There’s the West of American mythology, a place of open spaces, big dreams and limitless possibilities. Trailblazing heroes went there and discovered gold, made fortunes and invented the movie industry.
Then there’s Sam Shepard’s True West. The open spaces are gone, replaced by endless suburbia. The possibilities are mostly gone, too, but the big dreams remain.
Shepard’s play, a battle of wills between two brothers who are rival would-be screenwriters, is a favorite of audiences and theater companies, and no wonder: On one level, it’s pretty much surefire — short, punchy, full of mordant wit. The likeable actors here — Jeb Kreager as Austin, the buttoned-up brother, and Brian Osborne as Lee, the loose-cannon one, plus cameos by Joe Canuso and E. Ashley Izard — nail their laughs.
But the greatness in Shepard’s play lies in its dark side. Beneath the surface comedy is a play full of mournfulness and violence. This True West, an angry meditation on lost manhood and toxic families, is brilliant but staggeringly difficult to get right. For starters, it looks like a realistic play but isn’t — the nesting-box imagery is as close to Shepard’s poetry as it is to conventional playwriting. The audience should feel uneasy throughout, in an evening punctuated by hairpin turns and long, ominous pauses.

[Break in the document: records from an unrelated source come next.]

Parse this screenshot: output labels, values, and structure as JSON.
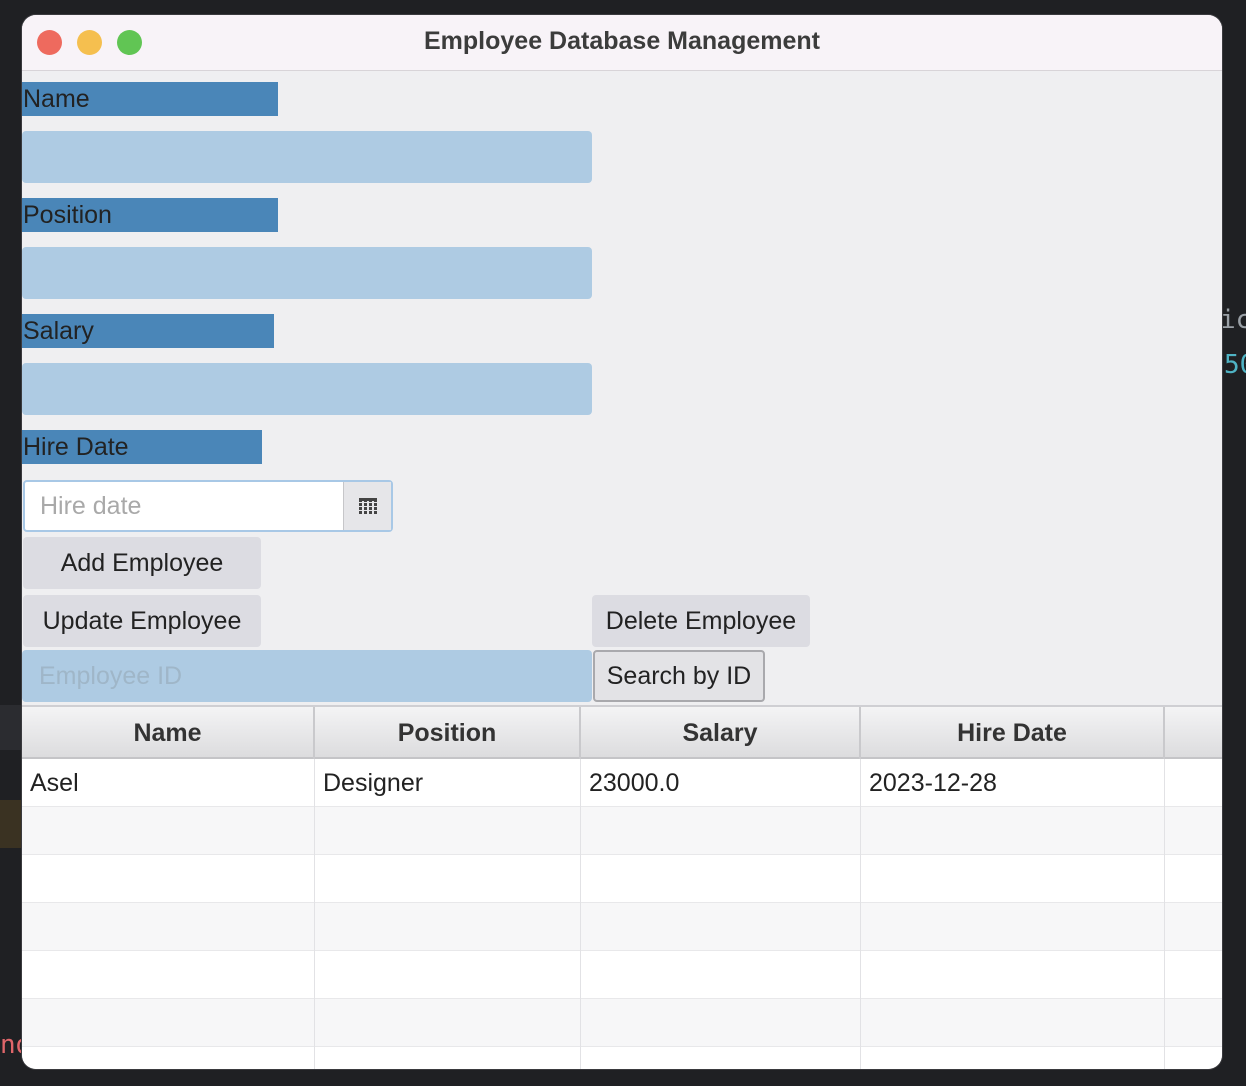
{
  "window": {
    "title": "Employee Database Management"
  },
  "form": {
    "name_label": "Name",
    "position_label": "Position",
    "salary_label": "Salary",
    "hire_date_label": "Hire Date",
    "hire_date_placeholder": "Hire date",
    "employee_id_placeholder": "Employee ID"
  },
  "buttons": {
    "add": "Add Employee",
    "update": "Update Employee",
    "delete": "Delete Employee",
    "search": "Search by ID"
  },
  "table": {
    "columns": [
      "Name",
      "Position",
      "Salary",
      "Hire Date"
    ],
    "rows": [
      [
        "Asel",
        "Designer",
        "23000.0",
        "2023-12-28"
      ]
    ]
  },
  "colors": {
    "label_bg": "#4a86b8",
    "field_bg": "#aecbe3",
    "button_bg": "#dcdce2"
  },
  "icons": {
    "calendar": "calendar-icon"
  }
}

At Theatre Exile, everything speeds along. Someone — director Matt Pfeiffer, I assume — chose to perform the play in one act rather than two, which further downsizes it. The star performance here turns out to be Thom Weaver’s lighting design, which packs several quirky, scary surprises.
Don’t get me wrong — it’s an entertaining evening. But in terms of conquering the heights of True West, this production is about as far from it as Austin and Lee are from the Weinstein brothers.
Through Feb. 23, $35-$37, Theatre Exile at Plays & Players Theatre, 1714 Delancey St., 215-218-4022, theatreexile.org.
First Friday Focus: Camden up close, prejudice in photography and "skate of the art" installation
+ GRAVY STUDIO & GALLERY Vice named Gabriel Angemi, a city firefighter, its favorite street...
The Way Women See It: Reviewing "The Lady From the Sea"
EgoPo Classic Theater may be Philadelphia’s most intellectually bracing company. Artistic...
Painting the Town: Artists' views on Northern Liberties' changes
There’s a sort of privilege in listening in on the conversation between Ira Upin, Jennifer Baker,...